- CMA CGM will charge shippers requiring carrier haulage services an emergency intermodal surcharge (EIS) beginning March 16, 2018, according to an advisory emailed to Supply Chain Dive.
- The purpose of the surcharge is to offset escalating costs, which CMA CGM attributes to truck driver shortages and the electronic logging device (ELD) mandate. "We are facing significant issues in locating draymen to execute our work orders, resulting in delayed pick-ups and deliveries, as well as significant cost increases," the advisory stated.
- CMA CGM will charge a fee of $300 per container in Chicago; Houston; Savannah, Georgia; Memphis, Tennessee and Columbus, Ohio.
Although the ELD mandate is designed to make trucking safer for drivers, the regulation first spooked the trucking industry, and now ocean freight. On routes with intermodal transport, trucking capacity issues have permeated ocean shipping, reaching what CMA CGM described as "an unsustainable level."
The mandate and driver shortage create a domino effect: a trucker driving alone can only work so many hours in a day, potentially leading to delays. If a truck is delayed, a ship waiting to be unloaded may sit at a port longer than needed. That can lead to other ships being delayed, as they wait for available space to dock at the port.
To cover costs associated with such delays, CMA CGM will levy a fee against shippers, which isn't necessarily an unusual move. Carriers are known to impose fees for a variety of reasons, whether for cancellations, peak seasons or high fuel prices.
What is telling about the EIS isn't so much the intermodal surcharge — it's the word "emergency." It shows CMA CGM views problems with trucking capacity as a deep crisis for freight modes already grappling with rising demand.
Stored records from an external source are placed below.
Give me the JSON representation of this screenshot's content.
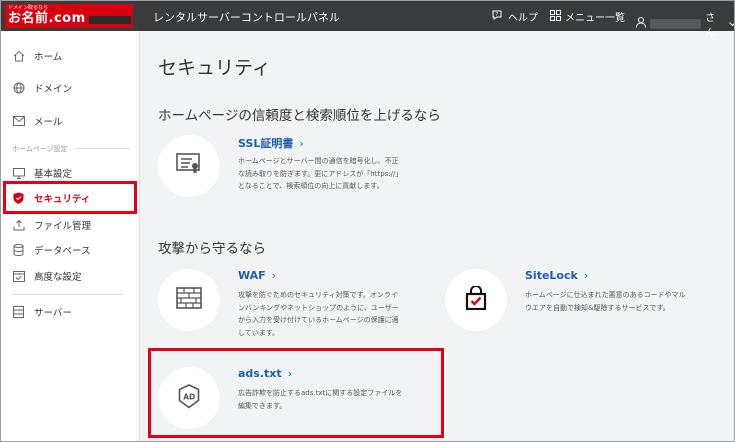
{
  "header": {
    "logo_tagline": "ドメイン取るなら",
    "logo_text": "お名前.com",
    "app_title": "レンタルサーバーコントロールパネル",
    "help_label": "ヘルプ",
    "menu_label": "メニュー一覧",
    "user_suffix": "さん"
  },
  "sidebar": {
    "section_label": "ホームページ設定",
    "items": [
      {
        "label": "ホーム",
        "icon": "home-icon"
      },
      {
        "label": "ドメイン",
        "icon": "globe-icon"
      },
      {
        "label": "メール",
        "icon": "mail-icon"
      },
      {
        "label": "基本設定",
        "icon": "monitor-icon"
      },
      {
        "label": "セキュリティ",
        "icon": "shield-icon",
        "active": true
      },
      {
        "label": "ファイル管理",
        "icon": "upload-icon"
      },
      {
        "label": "データベース",
        "icon": "database-icon"
      },
      {
        "label": "高度な設定",
        "icon": "settings-window-icon"
      },
      {
        "label": "サーバー",
        "icon": "server-icon"
      }
    ]
  },
  "main": {
    "title": "セキュリティ",
    "section1_heading": "ホームページの信頼度と検索順位を上げるなら",
    "section2_heading": "攻撃から守るなら",
    "cards": {
      "ssl": {
        "title": "SSL証明書",
        "desc_lines": [
          "ホームページとサーバー間の通信を暗号化し、不正",
          "な読み取りを防ぎます。更にアドレスが「https://」",
          "となることで、検索順位の向上に貢献します。"
        ]
      },
      "waf": {
        "title": "WAF",
        "desc_lines": [
          "攻撃を防ぐためのセキュリティ対策です。オンライ",
          "ンバンキングやネットショップのように、ユーザー",
          "から入力を受け付けているホームページの保護に適",
          "しています。"
        ]
      },
      "sitelock": {
        "title": "SiteLock",
        "desc_lines": [
          "ホームページに仕込まれた悪意のあるコードやマル",
          "ウエアを自動で検知&駆除するサービスです。"
        ]
      },
      "ads": {
        "title": "ads.txt",
        "desc_lines": [
          "広告詐欺を防止するads.txtに関する設定ファイルを",
          "編集できます。"
        ]
      }
    },
    "chevron": "›"
  },
  "colors": {
    "topbar": "#3a3b3d",
    "brand_red": "#d7000f",
    "highlight": "#e60012",
    "link_blue": "#1c5fae"
  }
}
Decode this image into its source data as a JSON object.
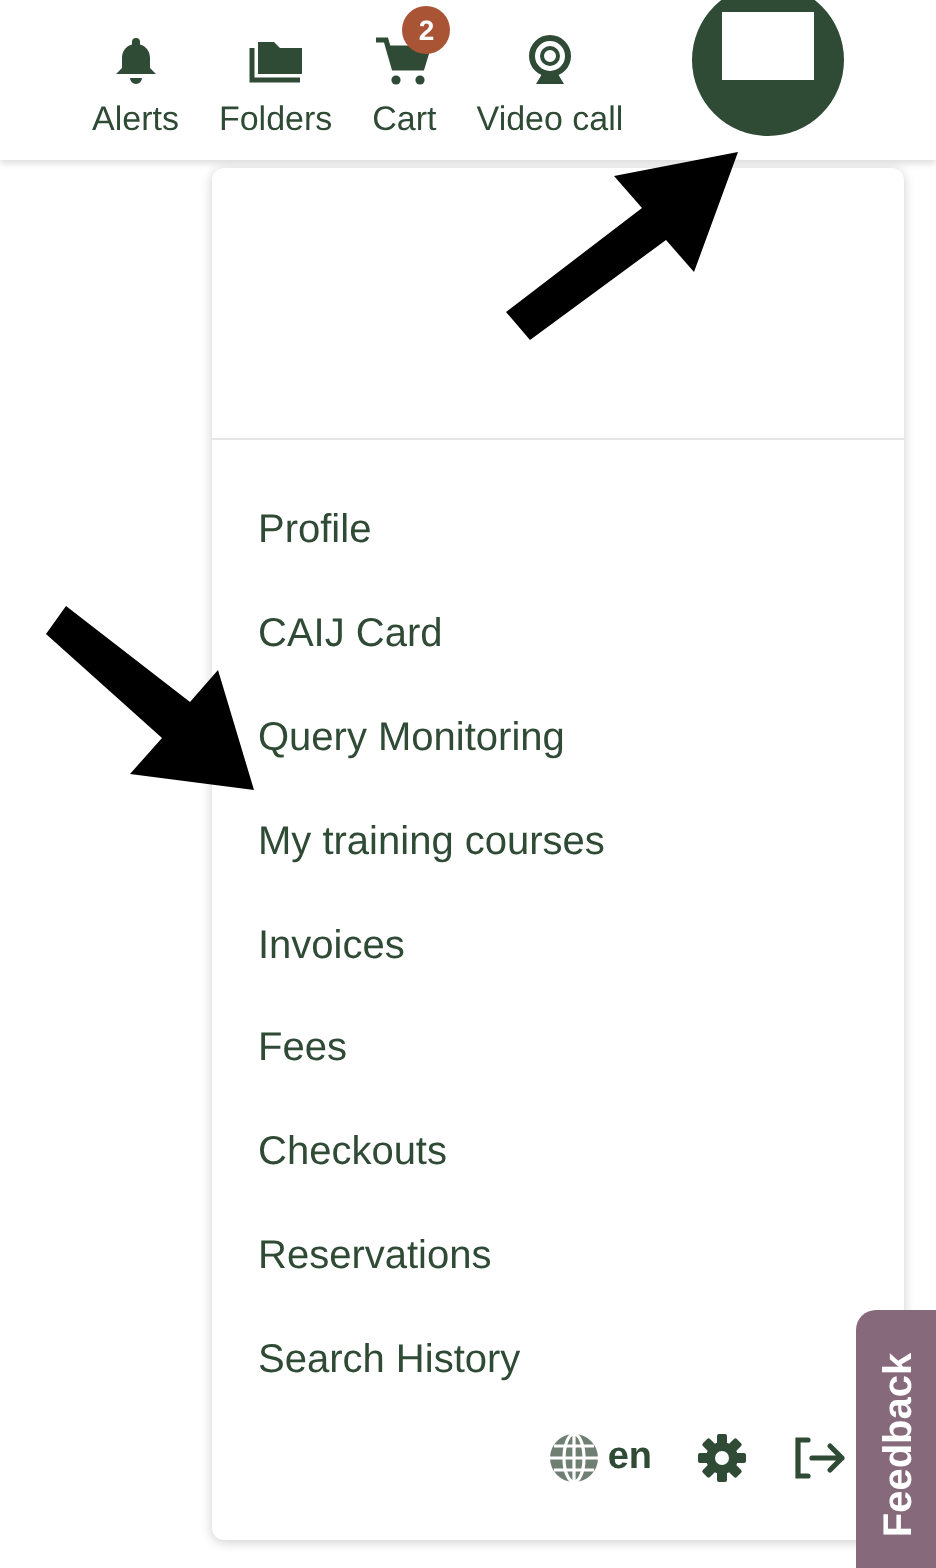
{
  "nav": [
    {
      "label": "Alerts"
    },
    {
      "label": "Folders"
    },
    {
      "label": "Cart",
      "badge": "2"
    },
    {
      "label": "Video call"
    }
  ],
  "menu": {
    "items": [
      "Profile",
      "CAIJ Card",
      "Query Monitoring",
      "My training courses",
      "Invoices",
      "Fees",
      "Checkouts",
      "Reservations",
      "Search History"
    ],
    "language": "en"
  },
  "feedback": "Feedback"
}
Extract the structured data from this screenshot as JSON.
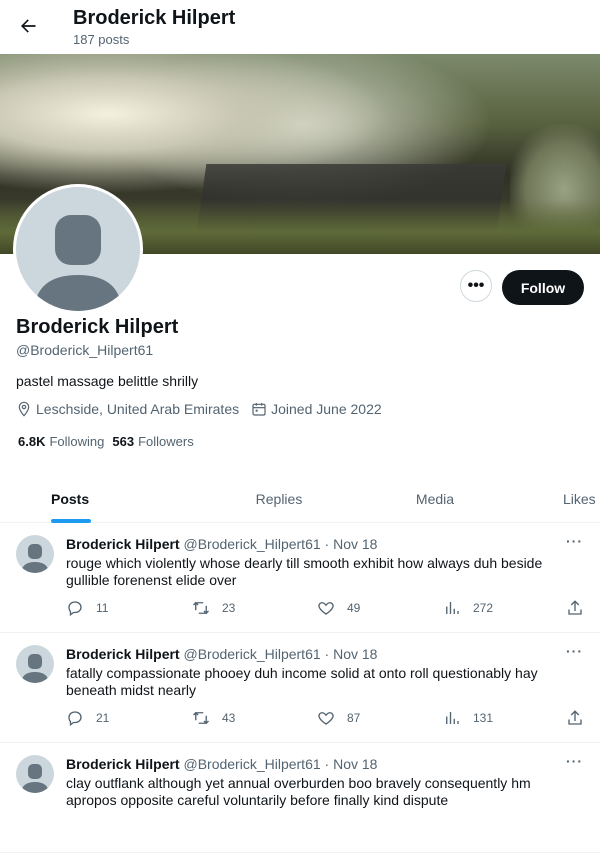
{
  "header": {
    "title": "Broderick Hilpert",
    "post_count": "187 posts"
  },
  "profile": {
    "name": "Broderick Hilpert",
    "handle": "@Broderick_Hilpert61",
    "bio": "pastel massage belittle shrilly",
    "location": "Leschside, United Arab Emirates",
    "joined": "Joined June 2022",
    "following_count": "6.8K",
    "following_label": "Following",
    "followers_count": "563",
    "followers_label": "Followers",
    "more_label": "•••",
    "follow_label": "Follow"
  },
  "tabs": [
    {
      "label": "Posts",
      "active": true
    },
    {
      "label": "Replies",
      "active": false
    },
    {
      "label": "Media",
      "active": false
    },
    {
      "label": "Likes",
      "active": false
    }
  ],
  "posts": [
    {
      "name": "Broderick Hilpert",
      "handle": "@Broderick_Hilpert61",
      "date": " · Nov 18",
      "text": "rouge which violently whose dearly till smooth exhibit how always duh beside gullible forenenst elide over",
      "replies": "11",
      "reposts": "23",
      "likes": "49",
      "views": "272"
    },
    {
      "name": "Broderick Hilpert",
      "handle": "@Broderick_Hilpert61",
      "date": " · Nov 18",
      "text": "fatally compassionate phooey duh income solid at onto roll questionably hay beneath midst nearly",
      "replies": "21",
      "reposts": "43",
      "likes": "87",
      "views": "131"
    },
    {
      "name": "Broderick Hilpert",
      "handle": "@Broderick_Hilpert61",
      "date": " · Nov 18",
      "text": "clay outflank although yet annual overburden boo bravely consequently hm apropos opposite careful voluntarily before finally kind dispute",
      "replies": "",
      "reposts": "",
      "likes": "",
      "views": ""
    }
  ],
  "colors": {
    "accent": "#1d9bf0",
    "text": "#0f1419",
    "muted": "#536471"
  }
}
CMA CGM appears to be the first shipping line to implement a surcharge related to intermodal freight. With ocean freight competition high, it's likely only a matter of time before other carriers begin to follow suit.